As of Tuesday, September 20, 2016
GRANGEVILLE The words to “Blue Suede Shoes” can be heard echoing down the hallway and out the front door of Grangeville Health and Rehabilitation. Although it isn’t the voice of Elvis, the tone is sweet and husky.
“He loves to sing. This is something he does for me every day,” said GHR Activities Director Amy Farris, speaking about resident Jerry Rothchild.
Farris has worked at the facility since 2000, starting as a floor CNA. However, she was roaming the halls many years prior as her own mom, Ellen Aiken, has worked there for years.
“These people – they are all my grandpas and grandmas,” she said. “Through the years when I have toyed with applying for other jobs, it has always come down to, ‘But who will take care of my family?’ They aren’t just residents. They are my family.”
Farris was recently hired as activities director and this new job coincides with her being employee of the month at GHR. She has also worked as a bath aide and an orientation assistant for new employees.
“This is actually the second time I applied for this position,” she grinned. “I was really disappointed when I didn’t get it the first time, but I have learned the timing wasn’t right. I was needed in other areas and the best decision was made.”
The next time the vacancy was open, however, the timing was right and she was prepared.
“I took it seriously and didn’t just turn in an application. I had a cover letter, a resume, letters of recommendation,” she said. Most importantly, perhaps – she had a plan.
“I didn’t just have a few ideas written down. I had details. Things I want to do and what it would take to attain those goals,” she said.
The transition has been easy, she said, but don’t be fooled: she isn’t taking the position for granted.
“I want to have activities that accommodate everyone, not just those who are mobile. And not just Bingo,” she smiled. “Oh, Bingo is important, but there are so many other things we can do.” And active they are.
She has not only handmade large-sized Bingo cards for a couple of visually-impaired residents, she has also spoken to each resident and/or their families to see what they like or do not like.
At least one morning a month, Farris can be seen rubbing lotion on hands, softening cuticles and painting nails. Some come into a room adjacent to the dining room for the treatment while for others she takes a cart to their room. And the treat isn’t just for women, either.
“I have one man whose thumbnail I paint green as a reminder of his wife and her favorite color,” she said.
Some residents she coaxes down the hall for morning coffee, while others like to participate in traditional crafts, treat making or gardening. She also takes some residents shopping for everyday items such as hairspray.
And then there’s Rothchild. He loves to sing. It doesn’t take much to get him to participate in his favorite pastime.
“I have a lot of women to keep happy,” he smiled in-between songs.
Farris said her goal is to bring meaning to each activity.
“I don’t want to just do busy work – I want what these people do to have some sort of significance to their day, to their life.”

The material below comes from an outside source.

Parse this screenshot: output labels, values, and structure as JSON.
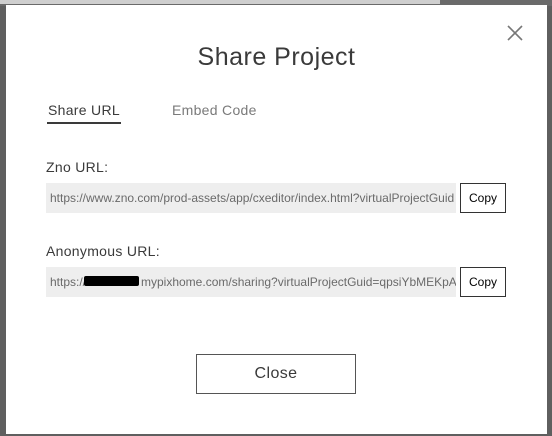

Planning is under way for Grangeville Police Chief Morgan Drew to host “Coffee with a Cop” at GHR once a month and Farris also plans to bring in some outside instrument and vocal groups through churches and schools.
“Ginny Cash plays rocking piano on Thursdays and the people absolutely love it,” she said. “I want more activities like that. Not everyone here can get out, so we need the community to come in.” Others also come in to play and sing, and Farris said she appreciates their dedication.
Although her job is Monday through Friday and assistant Marilyn Deardorff is on task for the weekends, Farris’ mind doesn’t stop working Friday afternoons.
“I see or think of ideas all the time,” she said. “I also have a great support system here and get lots of ideas from employees and family and friends.”
Farris’ own twin daughters, who are sophomores at Grangeville High School, cut their teeth at GHR, racing down the hallways in their walkers.
“They were pushing residents in their wheelchairs to the dining hall when they were in third grade,” Farris smiled. Now, they come in as they can and volunteer their time helping with manicures.
As Farris continued her day last Wednesday, Rothchild had switched to the lyrics of another Elvis original: “Yeah yeah, little sister don’t you do what your big sister done…”
Farris bent down and whispered in his ear,”Jerry, it’s probably a good thing I didn’t have a little sister. I might not have been a very good example.”
The singing stopped long enough for a knowing smile before he continued, “Yeah, little sister don’t you do what your big sister done.”